Henry Ford is famously known for increasing the wages of his employees by asking his business critics who do you think buys Ford cars. Consumer demand is crucial to economic growth and that demand depends on people getting paid reasonable wages.
In one of my recent classes at Parsons, a student from Asia said “in America, you are able to sell McDonald’s hamburgers for $1 and cheap clothes at WalMart because you pay people such low wages they need government assistance to buy food or get medical care.” It was shocking and true.
It is one thing for corporations to cut back on wages during times of recession but it is entirely another when they are making good profits.
Companies ranging from WalMart to Boeing are focussing only on shareholders, not employees, in their business models. The consequence is a very weak recovery from our deep recession, with most people still behind even though we’ve had great profits for years now.
It’s time to share the wealth being generated with stakeholders, not just shareholders. It is the only way to boost demand in the economy and get people to buy more.
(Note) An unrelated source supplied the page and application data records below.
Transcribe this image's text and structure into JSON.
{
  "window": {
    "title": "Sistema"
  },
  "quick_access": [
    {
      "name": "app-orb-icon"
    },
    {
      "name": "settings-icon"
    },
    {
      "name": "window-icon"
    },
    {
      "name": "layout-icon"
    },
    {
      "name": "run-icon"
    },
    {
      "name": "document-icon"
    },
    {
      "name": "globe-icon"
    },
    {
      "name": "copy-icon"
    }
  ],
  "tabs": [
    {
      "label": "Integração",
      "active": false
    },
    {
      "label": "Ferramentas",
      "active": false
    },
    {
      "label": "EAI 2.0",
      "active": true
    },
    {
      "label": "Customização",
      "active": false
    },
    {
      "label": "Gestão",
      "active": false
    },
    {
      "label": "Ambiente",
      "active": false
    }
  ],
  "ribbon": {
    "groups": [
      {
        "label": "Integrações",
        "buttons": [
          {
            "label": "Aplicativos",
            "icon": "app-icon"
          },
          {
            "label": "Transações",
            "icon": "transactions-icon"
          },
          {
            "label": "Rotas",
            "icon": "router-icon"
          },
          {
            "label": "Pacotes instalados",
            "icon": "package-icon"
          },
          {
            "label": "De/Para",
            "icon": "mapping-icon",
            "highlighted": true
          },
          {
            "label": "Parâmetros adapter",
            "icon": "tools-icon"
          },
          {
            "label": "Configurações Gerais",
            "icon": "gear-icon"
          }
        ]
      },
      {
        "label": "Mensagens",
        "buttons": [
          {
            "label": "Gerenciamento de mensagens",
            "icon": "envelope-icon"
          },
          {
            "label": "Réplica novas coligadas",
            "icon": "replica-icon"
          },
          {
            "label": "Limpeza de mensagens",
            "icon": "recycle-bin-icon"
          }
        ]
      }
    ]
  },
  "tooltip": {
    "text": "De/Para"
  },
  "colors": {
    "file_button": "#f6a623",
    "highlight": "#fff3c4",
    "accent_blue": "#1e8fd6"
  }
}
And it is the only right and moral thing to do. And yes, economics is about relationships, not simply markets.